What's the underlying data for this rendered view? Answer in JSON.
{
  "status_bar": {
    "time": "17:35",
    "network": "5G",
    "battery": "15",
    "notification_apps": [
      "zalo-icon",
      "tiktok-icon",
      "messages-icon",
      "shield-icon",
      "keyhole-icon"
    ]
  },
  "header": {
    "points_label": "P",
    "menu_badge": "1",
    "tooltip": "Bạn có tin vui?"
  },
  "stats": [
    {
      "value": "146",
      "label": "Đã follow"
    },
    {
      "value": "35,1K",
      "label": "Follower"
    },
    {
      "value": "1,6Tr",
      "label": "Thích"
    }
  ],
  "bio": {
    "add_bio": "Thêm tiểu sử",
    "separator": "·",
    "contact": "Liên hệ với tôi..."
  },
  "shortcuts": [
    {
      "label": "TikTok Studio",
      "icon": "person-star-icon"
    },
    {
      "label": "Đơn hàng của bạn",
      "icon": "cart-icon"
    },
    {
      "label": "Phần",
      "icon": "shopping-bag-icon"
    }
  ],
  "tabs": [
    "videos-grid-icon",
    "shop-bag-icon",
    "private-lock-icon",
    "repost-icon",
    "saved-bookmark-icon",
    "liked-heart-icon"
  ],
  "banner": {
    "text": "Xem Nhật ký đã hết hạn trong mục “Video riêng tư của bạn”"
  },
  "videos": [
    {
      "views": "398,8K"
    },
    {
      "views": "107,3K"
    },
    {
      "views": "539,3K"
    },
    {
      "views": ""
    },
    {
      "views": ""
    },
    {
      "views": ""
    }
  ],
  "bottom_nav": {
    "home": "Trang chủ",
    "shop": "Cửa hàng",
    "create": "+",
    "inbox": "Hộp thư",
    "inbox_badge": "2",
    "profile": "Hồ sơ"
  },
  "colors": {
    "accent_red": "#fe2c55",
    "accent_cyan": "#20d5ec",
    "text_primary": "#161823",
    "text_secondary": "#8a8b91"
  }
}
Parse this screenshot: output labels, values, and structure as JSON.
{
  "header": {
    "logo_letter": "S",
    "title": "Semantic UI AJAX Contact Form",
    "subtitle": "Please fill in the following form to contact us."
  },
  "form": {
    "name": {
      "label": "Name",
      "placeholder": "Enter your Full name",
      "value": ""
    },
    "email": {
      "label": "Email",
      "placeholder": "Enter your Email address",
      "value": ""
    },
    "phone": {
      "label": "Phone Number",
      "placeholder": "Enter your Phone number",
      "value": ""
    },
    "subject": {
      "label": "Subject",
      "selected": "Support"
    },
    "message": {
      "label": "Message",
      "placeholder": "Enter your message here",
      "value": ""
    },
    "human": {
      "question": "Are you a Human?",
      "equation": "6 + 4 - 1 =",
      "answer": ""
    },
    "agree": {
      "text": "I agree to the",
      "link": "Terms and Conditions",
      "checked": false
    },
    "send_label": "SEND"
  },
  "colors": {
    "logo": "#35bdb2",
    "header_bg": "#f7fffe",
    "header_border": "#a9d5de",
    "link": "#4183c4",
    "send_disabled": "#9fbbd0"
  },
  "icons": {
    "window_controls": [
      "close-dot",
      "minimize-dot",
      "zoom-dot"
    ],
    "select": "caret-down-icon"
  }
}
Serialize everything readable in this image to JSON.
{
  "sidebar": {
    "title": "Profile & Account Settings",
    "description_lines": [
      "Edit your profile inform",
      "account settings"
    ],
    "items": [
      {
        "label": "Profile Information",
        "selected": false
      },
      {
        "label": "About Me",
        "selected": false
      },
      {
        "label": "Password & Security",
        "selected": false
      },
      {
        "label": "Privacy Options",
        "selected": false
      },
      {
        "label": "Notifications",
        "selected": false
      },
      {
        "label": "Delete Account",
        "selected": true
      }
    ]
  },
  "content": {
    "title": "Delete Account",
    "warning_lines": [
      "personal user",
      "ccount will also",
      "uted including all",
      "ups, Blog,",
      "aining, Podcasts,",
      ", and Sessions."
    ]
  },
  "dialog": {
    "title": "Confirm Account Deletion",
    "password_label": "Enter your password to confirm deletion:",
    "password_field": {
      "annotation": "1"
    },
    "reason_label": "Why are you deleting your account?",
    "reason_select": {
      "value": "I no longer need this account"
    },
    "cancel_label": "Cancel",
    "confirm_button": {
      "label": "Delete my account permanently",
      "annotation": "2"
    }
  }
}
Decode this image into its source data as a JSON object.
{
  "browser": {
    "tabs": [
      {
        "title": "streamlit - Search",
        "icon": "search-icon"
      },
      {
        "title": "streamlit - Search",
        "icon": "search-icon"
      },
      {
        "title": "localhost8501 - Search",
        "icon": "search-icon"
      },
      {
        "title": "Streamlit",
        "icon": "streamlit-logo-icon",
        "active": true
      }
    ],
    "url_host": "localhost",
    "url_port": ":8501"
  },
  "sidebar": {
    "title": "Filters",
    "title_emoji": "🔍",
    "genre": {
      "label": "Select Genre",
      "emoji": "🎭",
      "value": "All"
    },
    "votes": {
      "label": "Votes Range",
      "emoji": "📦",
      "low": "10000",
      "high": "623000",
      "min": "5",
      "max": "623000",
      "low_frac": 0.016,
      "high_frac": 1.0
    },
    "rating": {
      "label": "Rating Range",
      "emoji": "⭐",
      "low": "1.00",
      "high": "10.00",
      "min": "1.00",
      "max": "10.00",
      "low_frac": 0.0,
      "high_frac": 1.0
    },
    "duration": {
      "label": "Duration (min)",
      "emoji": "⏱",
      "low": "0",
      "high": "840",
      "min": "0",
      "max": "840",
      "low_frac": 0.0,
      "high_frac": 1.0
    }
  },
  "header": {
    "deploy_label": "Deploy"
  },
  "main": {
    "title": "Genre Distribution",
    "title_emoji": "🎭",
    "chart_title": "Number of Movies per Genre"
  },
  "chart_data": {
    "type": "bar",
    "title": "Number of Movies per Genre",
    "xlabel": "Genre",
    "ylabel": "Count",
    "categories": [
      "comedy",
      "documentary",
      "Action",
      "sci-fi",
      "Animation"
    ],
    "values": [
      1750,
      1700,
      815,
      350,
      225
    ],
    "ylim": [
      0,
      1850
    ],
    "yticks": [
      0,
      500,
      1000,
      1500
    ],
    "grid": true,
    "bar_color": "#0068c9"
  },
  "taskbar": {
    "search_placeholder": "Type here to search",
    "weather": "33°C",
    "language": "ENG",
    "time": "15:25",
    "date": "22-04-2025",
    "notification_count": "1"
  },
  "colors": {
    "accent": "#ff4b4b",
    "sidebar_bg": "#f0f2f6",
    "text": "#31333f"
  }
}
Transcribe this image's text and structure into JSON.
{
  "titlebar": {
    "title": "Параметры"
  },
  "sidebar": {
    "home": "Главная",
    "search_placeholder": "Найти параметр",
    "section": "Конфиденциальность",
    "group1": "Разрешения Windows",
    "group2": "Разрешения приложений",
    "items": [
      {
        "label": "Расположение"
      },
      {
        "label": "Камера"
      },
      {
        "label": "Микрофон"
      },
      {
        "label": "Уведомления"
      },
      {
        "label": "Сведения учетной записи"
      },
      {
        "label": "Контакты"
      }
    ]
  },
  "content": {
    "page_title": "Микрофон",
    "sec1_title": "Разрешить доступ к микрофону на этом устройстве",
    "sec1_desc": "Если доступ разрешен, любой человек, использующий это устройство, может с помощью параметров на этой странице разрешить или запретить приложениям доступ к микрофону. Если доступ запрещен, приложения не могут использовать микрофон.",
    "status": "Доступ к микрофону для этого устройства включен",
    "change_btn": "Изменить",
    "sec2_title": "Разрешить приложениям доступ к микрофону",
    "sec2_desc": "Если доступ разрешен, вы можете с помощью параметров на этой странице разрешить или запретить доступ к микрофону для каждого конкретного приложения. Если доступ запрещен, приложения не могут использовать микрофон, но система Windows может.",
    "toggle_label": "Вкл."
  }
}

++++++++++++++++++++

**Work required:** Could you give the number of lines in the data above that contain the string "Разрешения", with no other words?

**Task result:** 2